**Exercise objective**
What you return must match the listing below character for character, minus any pictures.

%%

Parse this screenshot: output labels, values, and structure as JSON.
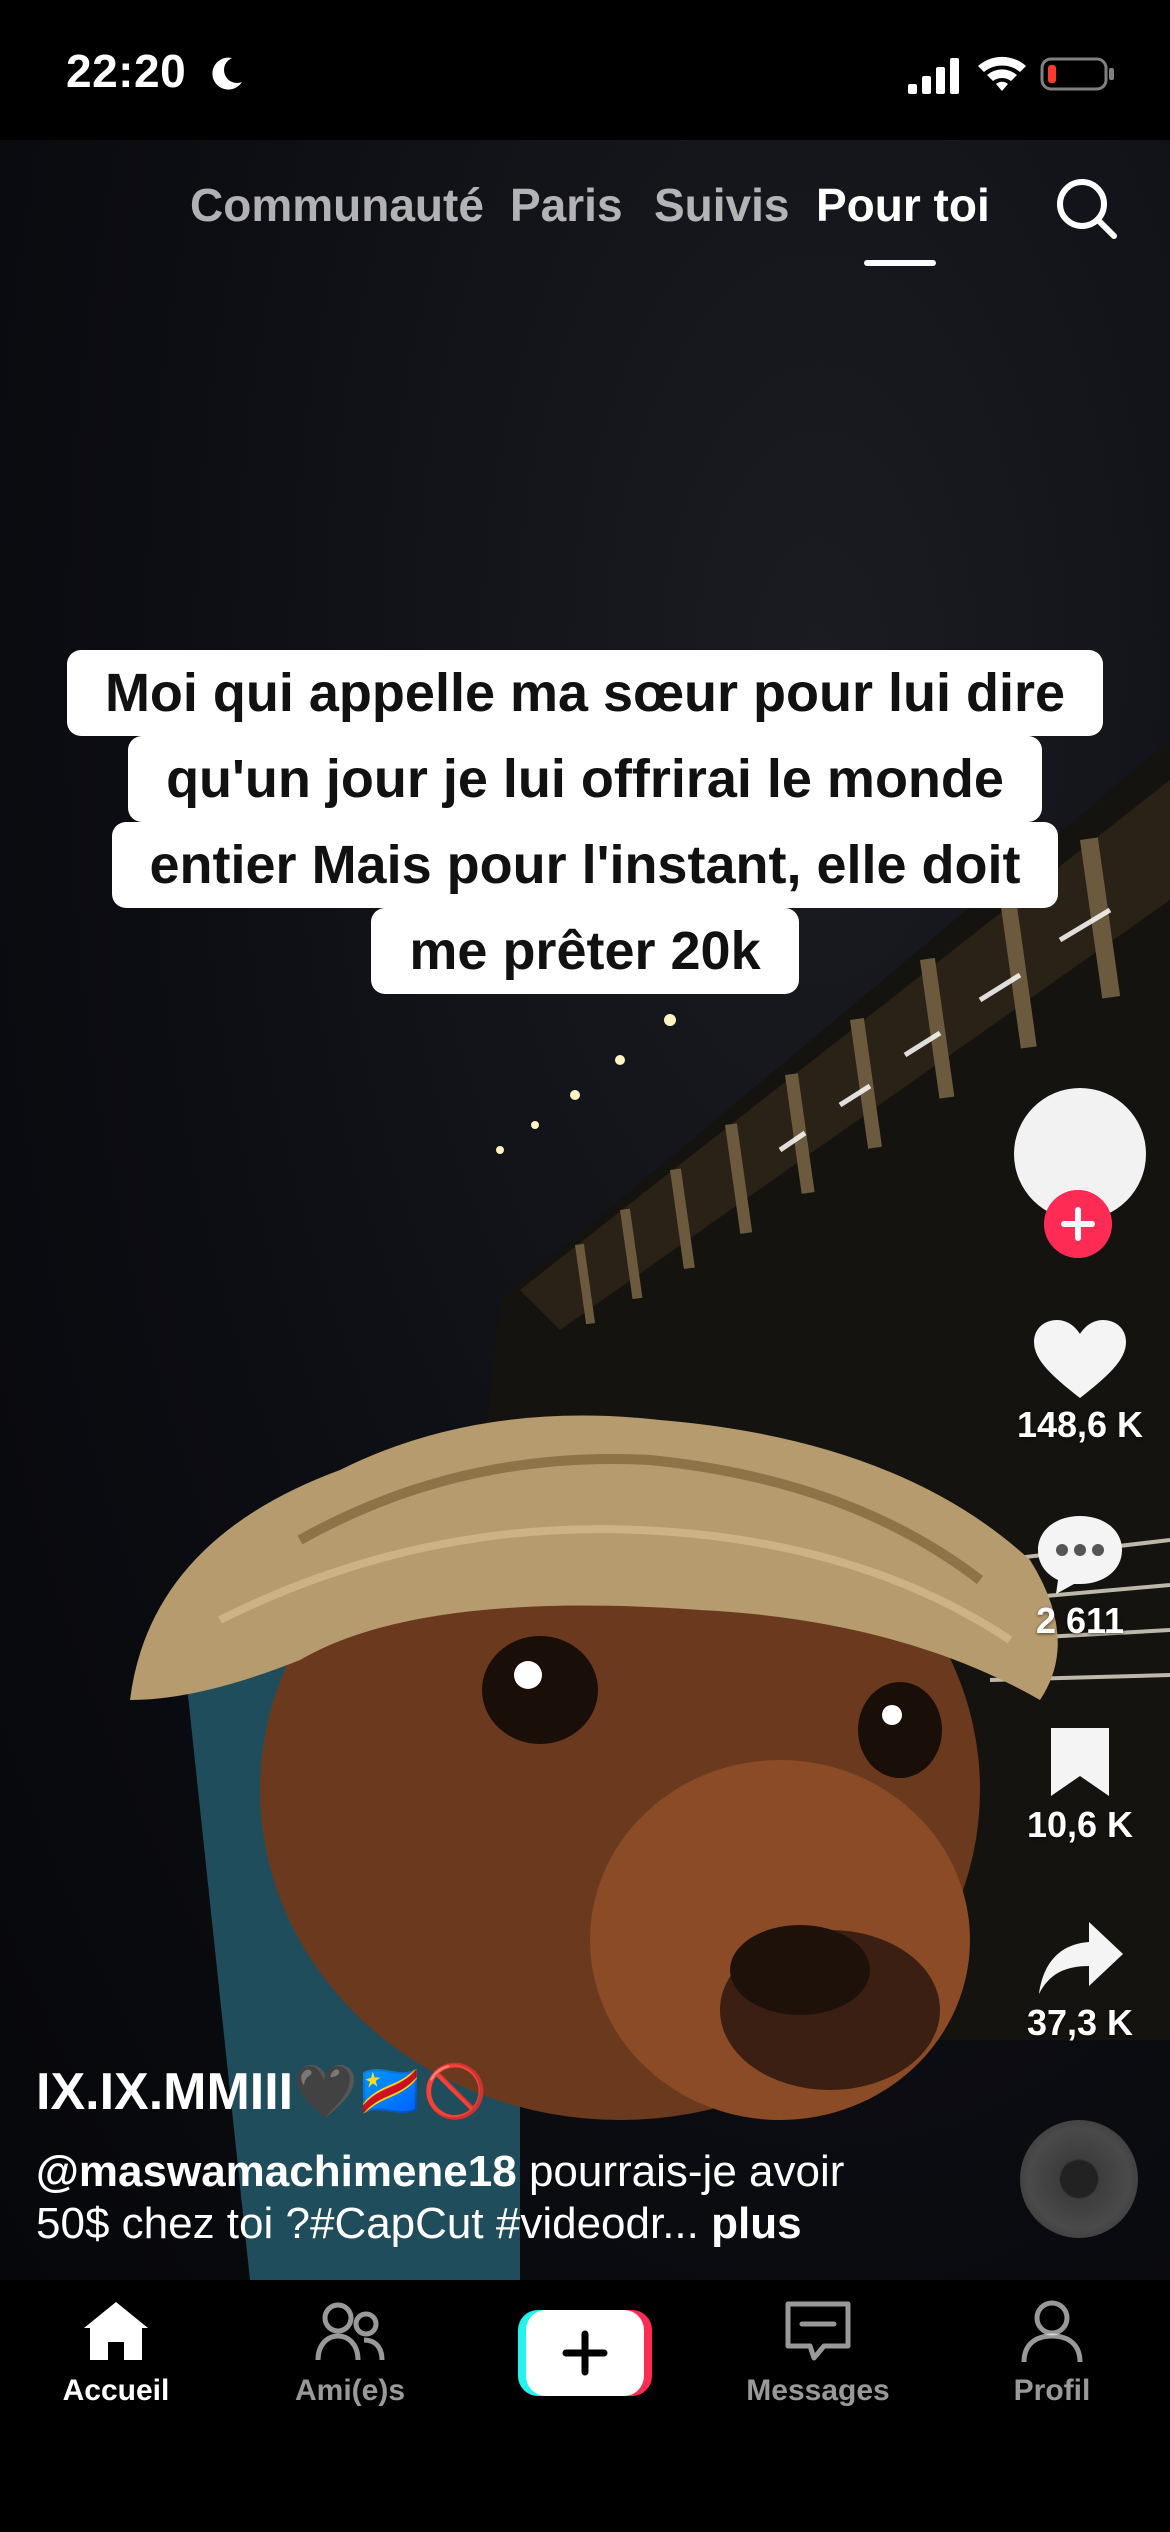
{
  "status_bar": {
    "time": "22:20"
  },
  "top_tabs": [
    {
      "label": "Communauté",
      "active": false
    },
    {
      "label": "Paris",
      "active": false
    },
    {
      "label": "Suivis",
      "active": false
    },
    {
      "label": "Pour toi",
      "active": true
    }
  ],
  "caption": {
    "lines": [
      "Moi qui appelle ma sœur pour lui dire",
      "qu'un jour je lui offrirai le monde",
      "entier Mais pour l'instant, elle doit",
      "me prêter 20k"
    ]
  },
  "actions": {
    "likes": "148,6 K",
    "comments": "2 611",
    "bookmarks": "10,6 K",
    "shares": "37,3 K"
  },
  "video_info": {
    "username": "IX.IX.MMIII🖤🇨🇩🚫",
    "mention": "@maswamachimene18",
    "text": " pourrais-je avoir 50$ chez toi ?#CapCut #videodr...",
    "more": " plus"
  },
  "bottom_nav": [
    {
      "label": "Accueil",
      "icon": "home-icon",
      "active": true
    },
    {
      "label": "Ami(e)s",
      "icon": "friends-icon",
      "active": false
    },
    {
      "label": "Messages",
      "icon": "messages-icon",
      "active": false
    },
    {
      "label": "Profil",
      "icon": "profile-icon",
      "active": false
    }
  ],
  "colors": {
    "accent_red": "#fe2c55",
    "accent_cyan": "#25f4ee",
    "background": "#000000",
    "battery_low": "#ff3b30"
  }
}
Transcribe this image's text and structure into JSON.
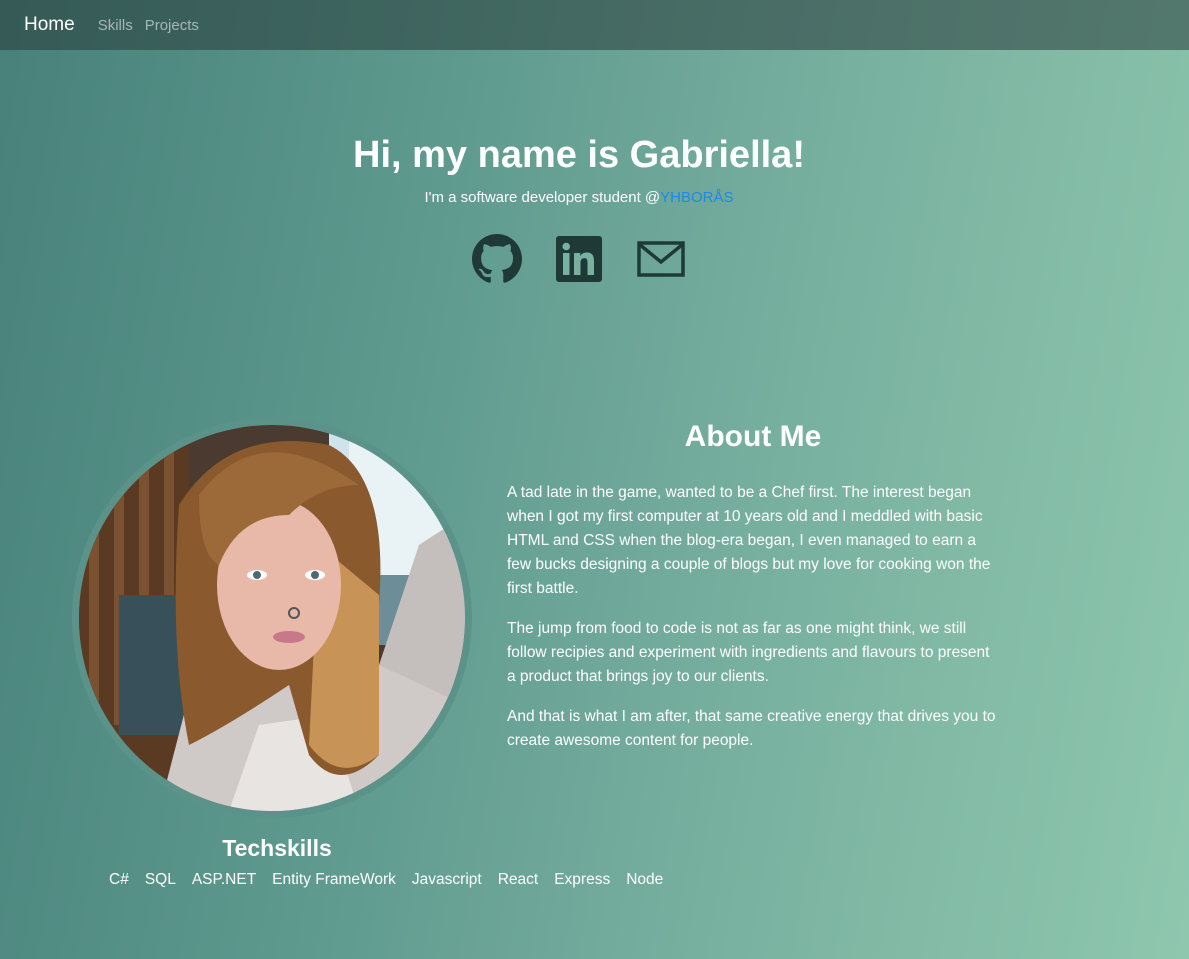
{
  "nav": {
    "brand": "Home",
    "links": [
      "Skills",
      "Projects"
    ]
  },
  "hero": {
    "title": "Hi, my name is Gabriella!",
    "subtitle_prefix": "I'm a software developer student @",
    "subtitle_link": "YHBORÅS",
    "social_icons": [
      "github-icon",
      "linkedin-icon",
      "mail-icon"
    ]
  },
  "about": {
    "title": "About Me",
    "paragraphs": [
      "A tad late in the game, wanted to be a Chef first. The interest began when I got my first computer at 10 years old and I meddled with basic HTML and CSS when the blog-era began, I even managed to earn a few bucks designing a couple of blogs but my love for cooking won the first battle.",
      "The jump from food to code is not as far as one might think, we still follow recipies and experiment with ingredients and flavours to present a product that brings joy to our clients.",
      "And that is what I am after, that same creative energy that drives you to create awesome content for people."
    ]
  },
  "skills": {
    "title": "Techskills",
    "items": [
      "C#",
      "SQL",
      "ASP.NET",
      "Entity FrameWork",
      "Javascript",
      "React",
      "Express",
      "Node"
    ]
  },
  "colors": {
    "link": "#1e88e5",
    "icon": "#1f3a36",
    "text": "#ffffff"
  }
}
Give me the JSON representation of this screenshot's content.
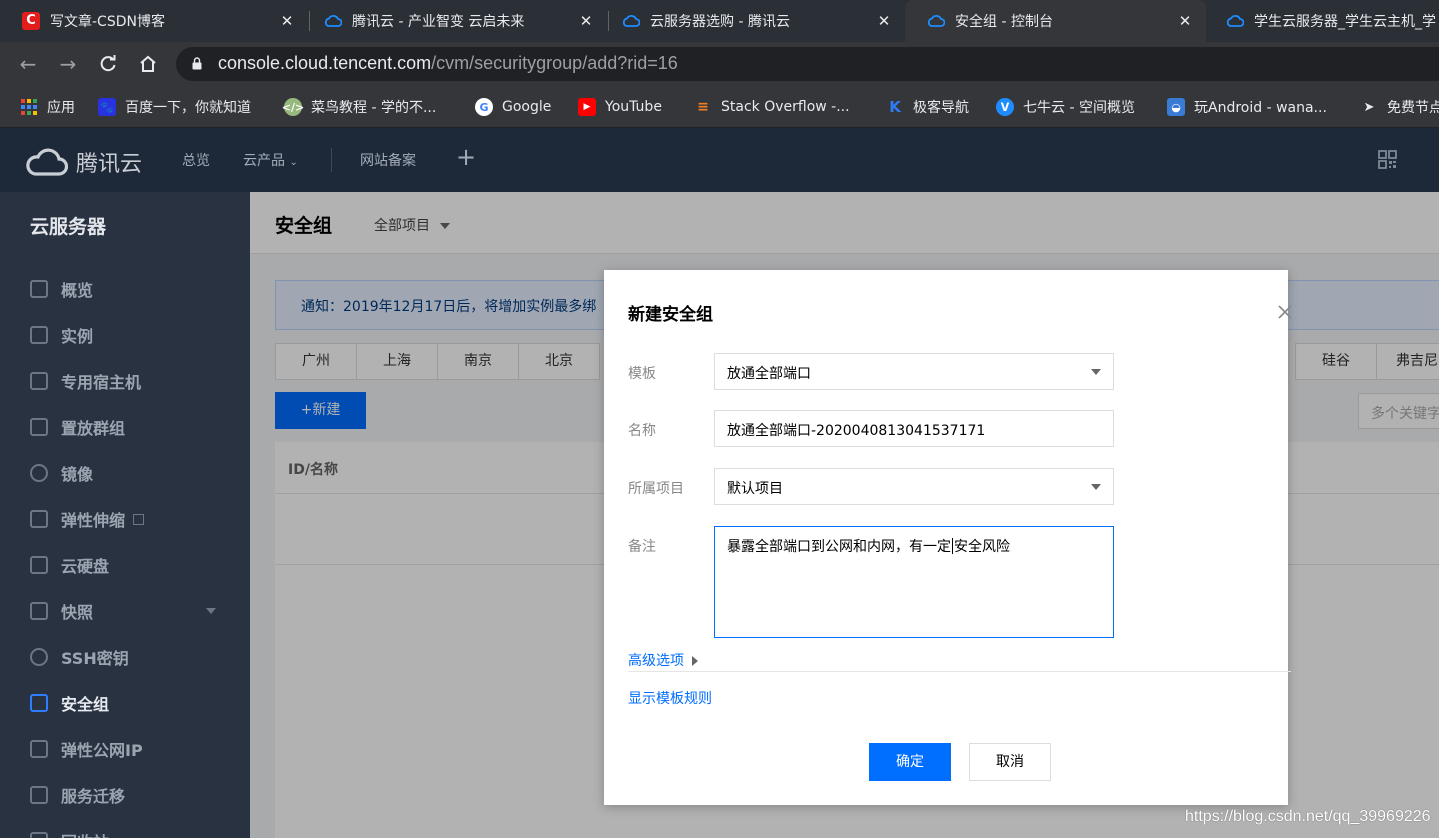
{
  "browser": {
    "tabs": [
      {
        "title": "写文章-CSDN博客",
        "icon": "csdn-icon",
        "active": false
      },
      {
        "title": "腾讯云 - 产业智变 云启未来",
        "icon": "tencent-cloud-icon",
        "active": false
      },
      {
        "title": "云服务器选购 - 腾讯云",
        "icon": "tencent-cloud-icon",
        "active": false
      },
      {
        "title": "安全组 - 控制台",
        "icon": "tencent-cloud-icon",
        "active": true
      },
      {
        "title": "学生云服务器_学生云主机_学",
        "icon": "tencent-cloud-icon",
        "active": false
      }
    ],
    "close_glyph": "✕",
    "url_host": "console.cloud.tencent.com",
    "url_path": "/cvm/securitygroup/add?rid=16",
    "bookmarks": [
      {
        "label": "应用",
        "icon": "apps-grid-icon"
      },
      {
        "label": "百度一下，你就知道",
        "icon": "baidu-icon"
      },
      {
        "label": "菜鸟教程 - 学的不...",
        "icon": "runoob-icon"
      },
      {
        "label": "Google",
        "icon": "google-icon"
      },
      {
        "label": "YouTube",
        "icon": "youtube-icon"
      },
      {
        "label": "Stack Overflow -...",
        "icon": "stackoverflow-icon"
      },
      {
        "label": "极客导航",
        "icon": "jike-icon"
      },
      {
        "label": "七牛云 - 空间概览",
        "icon": "qiniu-icon"
      },
      {
        "label": "玩Android - wana...",
        "icon": "android-icon"
      },
      {
        "label": "免费节点",
        "icon": "paper-plane-icon"
      }
    ]
  },
  "topnav": {
    "brand": "腾讯云",
    "items": [
      "总览",
      "云产品",
      "网站备案"
    ],
    "plus": "+"
  },
  "sidebar": {
    "title": "云服务器",
    "items": [
      {
        "label": "概览",
        "icon": "overview-icon",
        "active": false
      },
      {
        "label": "实例",
        "icon": "instance-icon",
        "active": false
      },
      {
        "label": "专用宿主机",
        "icon": "host-icon",
        "active": false
      },
      {
        "label": "置放群组",
        "icon": "placement-group-icon",
        "active": false
      },
      {
        "label": "镜像",
        "icon": "image-icon",
        "active": false
      },
      {
        "label": "弹性伸缩",
        "icon": "autoscaling-icon",
        "active": false,
        "external": true
      },
      {
        "label": "云硬盘",
        "icon": "disk-icon",
        "active": false
      },
      {
        "label": "快照",
        "icon": "snapshot-icon",
        "active": false,
        "expandable": true
      },
      {
        "label": "SSH密钥",
        "icon": "ssh-key-icon",
        "active": false
      },
      {
        "label": "安全组",
        "icon": "security-group-icon",
        "active": true
      },
      {
        "label": "弹性公网IP",
        "icon": "eip-icon",
        "active": false
      },
      {
        "label": "服务迁移",
        "icon": "migration-icon",
        "active": false
      },
      {
        "label": "回收站",
        "icon": "recycle-icon",
        "active": false
      }
    ]
  },
  "page": {
    "title": "安全组",
    "project_filter": "全部项目",
    "notice": "通知：2019年12月17日后，将增加实例最多绑",
    "regions_left": [
      "广州",
      "上海",
      "南京",
      "北京"
    ],
    "regions_right": [
      "硅谷",
      "弗吉尼"
    ],
    "new_button": "+新建",
    "search_placeholder": "多个关键字",
    "table_header_id": "ID/名称"
  },
  "modal": {
    "title": "新建安全组",
    "template_label": "模板",
    "template_value": "放通全部端口",
    "name_label": "名称",
    "name_value": "放通全部端口-2020040813041537171",
    "project_label": "所属项目",
    "project_value": "默认项目",
    "remark_label": "备注",
    "remark_before_cursor": "暴露全部端口到公网和内网，有一定",
    "remark_after_cursor": "安全风险",
    "advanced_link": "高级选项",
    "show_rules_link": "显示模板规则",
    "confirm_button": "确定",
    "cancel_button": "取消"
  },
  "watermark": "https://blog.csdn.net/qq_39969226"
}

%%

**Task solution**
Parse this screenshot: output labels, values, and structure as JSON.
{
  "status_bar": {
    "time": "22:20"
  },
  "top_tabs": [
    {
      "label": "Communauté",
      "active": false
    },
    {
      "label": "Paris",
      "active": false
    },
    {
      "label": "Suivis",
      "active": false
    },
    {
      "label": "Pour toi",
      "active": true
    }
  ],
  "caption": {
    "lines": [
      "Moi qui appelle ma sœur pour lui dire",
      "qu'un jour je lui offrirai le monde",
      "entier Mais pour l'instant, elle doit",
      "me prêter 20k"
    ]
  },
  "actions": {
    "likes": "148,6 K",
    "comments": "2 611",
    "bookmarks": "10,6 K",
    "shares": "37,3 K"
  },
  "video_info": {
    "username": "IX.IX.MMIII🖤🇨🇩🚫",
    "mention": "@maswamachimene18",
    "text": " pourrais-je avoir 50$ chez toi ?#CapCut #videodr...",
    "more": " plus"
  },
  "bottom_nav": [
    {
      "label": "Accueil",
      "icon": "home-icon",
      "active": true
    },
    {
      "label": "Ami(e)s",
      "icon": "friends-icon",
      "active": false
    },
    {
      "label": "Messages",
      "icon": "messages-icon",
      "active": false
    },
    {
      "label": "Profil",
      "icon": "profile-icon",
      "active": false
    }
  ],
  "colors": {
    "accent_red": "#fe2c55",
    "accent_cyan": "#25f4ee",
    "background": "#000000",
    "battery_low": "#ff3b30"
  }
}
Transcribe this image's text and structure into JSON.
{
  "nav": {
    "brand": "Home",
    "links": [
      "Skills",
      "Projects"
    ]
  },
  "hero": {
    "title": "Hi, my name is Gabriella!",
    "subtitle_prefix": "I'm a software developer student @",
    "subtitle_link": "YHBORÅS",
    "social_icons": [
      "github-icon",
      "linkedin-icon",
      "mail-icon"
    ]
  },
  "about": {
    "title": "About Me",
    "paragraphs": [
      "A tad late in the game, wanted to be a Chef first. The interest began when I got my first computer at 10 years old and I meddled with basic HTML and CSS when the blog-era began, I even managed to earn a few bucks designing a couple of blogs but my love for cooking won the first battle.",
      "The jump from food to code is not as far as one might think, we still follow recipies and experiment with ingredients and flavours to present a product that brings joy to our clients.",
      "And that is what I am after, that same creative energy that drives you to create awesome content for people."
    ]
  },
  "skills": {
    "title": "Techskills",
    "items": [
      "C#",
      "SQL",
      "ASP.NET",
      "Entity FrameWork",
      "Javascript",
      "React",
      "Express",
      "Node"
    ]
  },
  "colors": {
    "link": "#1e88e5",
    "icon": "#1f3a36",
    "text": "#ffffff"
  }
}
Give me the JSON representation of this screenshot's content.
{
  "browser": {
    "tabs": [
      {
        "title": "写文章-CSDN博客",
        "icon": "csdn-icon",
        "active": false
      },
      {
        "title": "腾讯云 - 产业智变 云启未来",
        "icon": "tencent-cloud-icon",
        "active": false
      },
      {
        "title": "云服务器选购 - 腾讯云",
        "icon": "tencent-cloud-icon",
        "active": false
      },
      {
        "title": "安全组 - 控制台",
        "icon": "tencent-cloud-icon",
        "active": true
      },
      {
        "title": "学生云服务器_学生云主机_学",
        "icon": "tencent-cloud-icon",
        "active": false
      }
    ],
    "close_glyph": "✕",
    "url_host": "console.cloud.tencent.com",
    "url_path": "/cvm/securitygroup/add?rid=16",
    "bookmarks": [
      {
        "label": "应用",
        "icon": "apps-grid-icon"
      },
      {
        "label": "百度一下，你就知道",
        "icon": "baidu-icon"
      },
      {
        "label": "菜鸟教程 - 学的不...",
        "icon": "runoob-icon"
      },
      {
        "label": "Google",
        "icon": "google-icon"
      },
      {
        "label": "YouTube",
        "icon": "youtube-icon"
      },
      {
        "label": "Stack Overflow -...",
        "icon": "stackoverflow-icon"
      },
      {
        "label": "极客导航",
        "icon": "jike-icon"
      },
      {
        "label": "七牛云 - 空间概览",
        "icon": "qiniu-icon"
      },
      {
        "label": "玩Android - wana...",
        "icon": "android-icon"
      },
      {
        "label": "免费节点",
        "icon": "paper-plane-icon"
      }
    ]
  },
  "topnav": {
    "brand": "腾讯云",
    "items": [
      "总览",
      "云产品",
      "网站备案"
    ],
    "plus": "+"
  },
  "sidebar": {
    "title": "云服务器",
    "items": [
      {
        "label": "概览",
        "icon": "overview-icon",
        "active": false
      },
      {
        "label": "实例",
        "icon": "instance-icon",
        "active": false
      },
      {
        "label": "专用宿主机",
        "icon": "host-icon",
        "active": false
      },
      {
        "label": "置放群组",
        "icon": "placement-group-icon",
        "active": false
      },
      {
        "label": "镜像",
        "icon": "image-icon",
        "active": false
      },
      {
        "label": "弹性伸缩",
        "icon": "autoscaling-icon",
        "active": false,
        "external": true
      },
      {
        "label": "云硬盘",
        "icon": "disk-icon",
        "active": false
      },
      {
        "label": "快照",
        "icon": "snapshot-icon",
        "active": false,
        "expandable": true
      },
      {
        "label": "SSH密钥",
        "icon": "ssh-key-icon",
        "active": false
      },
      {
        "label": "安全组",
        "icon": "security-group-icon",
        "active": true
      },
      {
        "label": "弹性公网IP",
        "icon": "eip-icon",
        "active": false
      },
      {
        "label": "服务迁移",
        "icon": "migration-icon",
        "active": false
      },
      {
        "label": "回收站",
        "icon": "recycle-icon",
        "active": false
      }
    ]
  },
  "page": {
    "title": "安全组",
    "project_filter": "全部项目",
    "notice": "通知：2019年12月17日后，将增加实例最多绑",
    "regions_left": [
      "广州",
      "上海",
      "南京",
      "北京"
    ],
    "regions_right": [
      "硅谷",
      "弗吉尼"
    ],
    "new_button": "+新建",
    "search_placeholder": "多个关键字",
    "table_header_id": "ID/名称"
  },
  "modal": {
    "title": "新建安全组",
    "template_label": "模板",
    "template_value": "放通全部端口",
    "name_label": "名称",
    "name_value": "放通全部端口-2020040813041537171",
    "project_label": "所属项目",
    "project_value": "默认项目",
    "remark_label": "备注",
    "remark_before_cursor": "暴露全部端口到公网和内网，有一定",
    "remark_after_cursor": "安全风险",
    "advanced_link": "高级选项",
    "show_rules_link": "显示模板规则",
    "confirm_button": "确定",
    "cancel_button": "取消"
  },
  "watermark": "https://blog.csdn.net/qq_39969226"
}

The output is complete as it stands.